Background and aims: Mycorrhizal specialization has been shown to limit recruitment capacity in orchids, but an increasing number of orchids are being documented as invasive or weed-like. The reasons for this proliferation were examined by investigating mycorrhizal fungi and edaphic correlates of Microtis media, an Australian terrestrial orchid that is an aggressive ecosystem and horticultural weed.

Methods: Molecular identification of fungi cultivated from M. media pelotons, symbiotic in vitro M. media seed germination assays, ex situ fungal baiting of M. media and co-occurring orchid taxa (Caladenia arenicola, Pterostylis sanguinea and Diuris magnifica) and soil physical and chemical analyses were undertaken.

Key results: It was found that: (1) M. media associates with a broad taxonomic spectrum of mycobionts including Piriformospora indica, Sebacina vermifera, Tulasnella calospora and Ceratobasidium sp.; (2) germination efficacy of mycorrhizal isolates was greater for fungi isolated from plants in disturbed than in natural habitats; (3) a higher percentage of M. media seeds germinate than D. magnifica, P. sanguinea or C. arenicola seeds when incubated with soil from M. media roots; and (4) M. media-mycorrhizal fungal associations show an unusual breadth of habitat tolerance, especially for soil phosphorus (P) fertility.
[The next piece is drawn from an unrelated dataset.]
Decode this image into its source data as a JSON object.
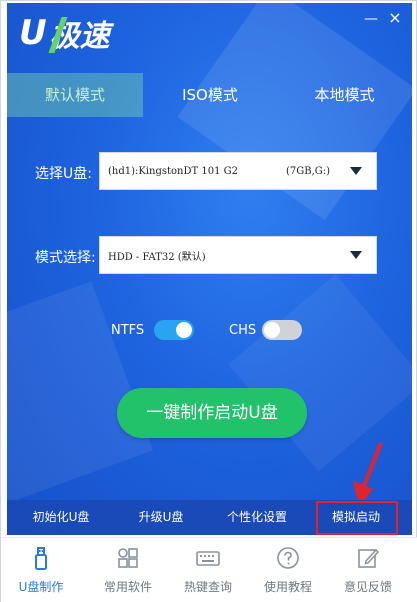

Conclusions: The findings in M. media support the idea that invasive terrestrial orchids may associate with a diversity of fungi that are widespread and common, enhance seed germination in the host plant but not co-occurring orchid species and tolerate a range of habitats. These traits may provide the weedy orchid with a competitive advantage over co-occurring orchid species. If so, invasive orchids are likely to become more broadly distributed and increasingly colonize novel habitats.

Publication types

  • Research Support, Non-U.S. Gov't

MeSH terms

  • Adaptation, Physiological
  • Australia
  • Basidiomycota / classification
  • Basidiomycota / growth & development
  • Ecosystem*
  • Genetic Variation
  • Germination
  • Introduced Species
  • Mycorrhizae / classification
  • Mycorrhizae / growth & development*
  • Orchidaceae / growth & development
  • Orchidaceae / microbiology*
  • Phosphorus / chemistry
  • Phylogeny
  • Plant Roots / growth & development
  • Plant Roots / microbiology
  • Seeds / growth & development
  • Soil / chemistry
  • Soil Microbiology*
  • Symbiosis


  • Soil
  • Phosphorus